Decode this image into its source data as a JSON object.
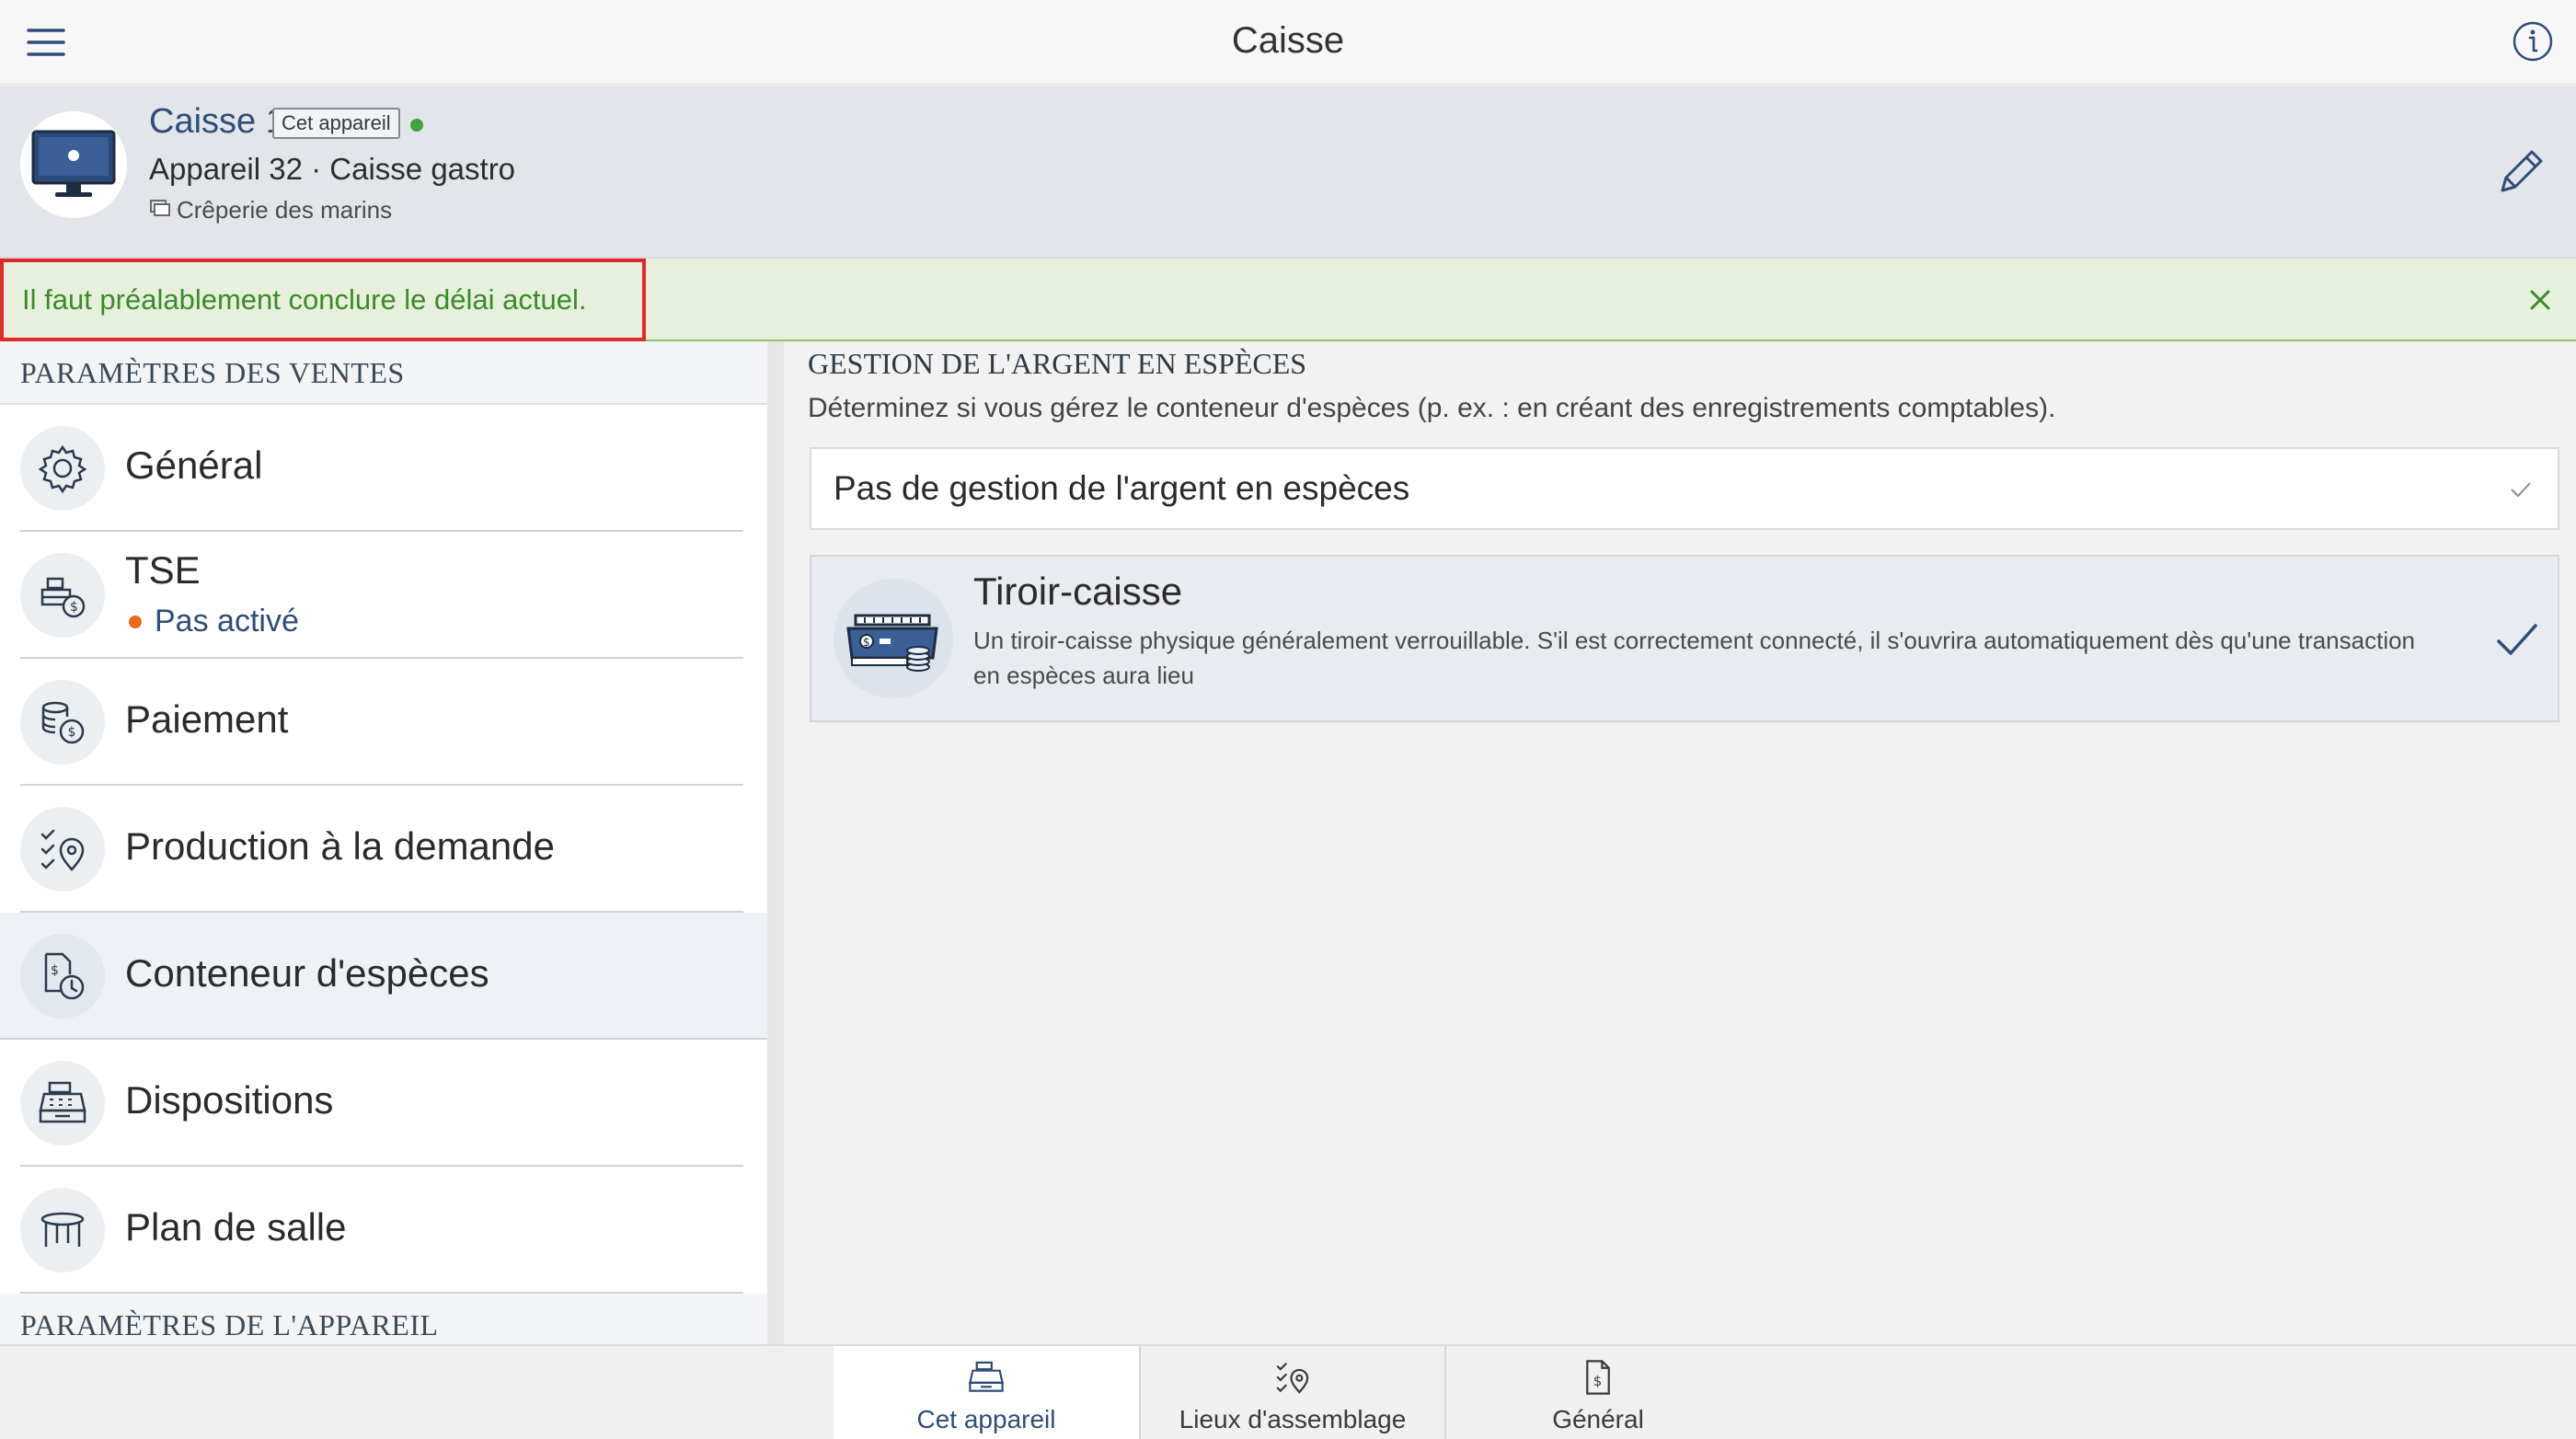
{
  "topbar": {
    "title": "Caisse",
    "menu_icon": "hamburger-icon",
    "info_icon": "info-icon"
  },
  "device": {
    "name": "Caisse 1",
    "badge": "Cet appareil",
    "online_color": "#3fa33f",
    "subtitle": "Appareil 32 · Caisse gastro",
    "location": "Crêperie des marins"
  },
  "notice": {
    "message": "Il faut préalablement conclure le délai actuel."
  },
  "left": {
    "section_sales": "PARAMÈTRES DES VENTES",
    "items": [
      {
        "label": "Général",
        "icon": "gear-icon"
      },
      {
        "label": "TSE",
        "icon": "register-coin-icon",
        "status": "Pas activé",
        "status_color": "#ee6a21"
      },
      {
        "label": "Paiement",
        "icon": "payment-icon"
      },
      {
        "label": "Production à la demande",
        "icon": "checklist-location-icon"
      },
      {
        "label": "Conteneur d'espèces",
        "icon": "cash-container-clock-icon",
        "active": true
      },
      {
        "label": "Dispositions",
        "icon": "cash-register-icon"
      },
      {
        "label": "Plan de salle",
        "icon": "table-icon"
      }
    ],
    "section_device": "PARAMÈTRES DE L'APPAREIL"
  },
  "right": {
    "heading": "GESTION DE L'ARGENT EN ESPÈCES",
    "description": "Déterminez si vous gérez le conteneur d'espèces (p. ex. : en créant des enregistrements comptables).",
    "option_none": "Pas de gestion de l'argent en espèces",
    "option_drawer_title": "Tiroir-caisse",
    "option_drawer_desc": "Un tiroir-caisse physique généralement verrouillable. S'il est correctement connecté, il s'ouvrira automatiquement dès qu'une transaction en espèces aura lieu"
  },
  "tabs": [
    {
      "label": "Cet appareil",
      "icon": "cash-register-icon",
      "selected": true
    },
    {
      "label": "Lieux d'assemblage",
      "icon": "checklist-location-icon"
    },
    {
      "label": "Général",
      "icon": "document-dollar-icon"
    }
  ],
  "colors": {
    "accent": "#2f4d78",
    "notice_text": "#3c8a2a",
    "highlight_border": "#e02828"
  }
}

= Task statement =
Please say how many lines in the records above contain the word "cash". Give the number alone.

= Task result =
3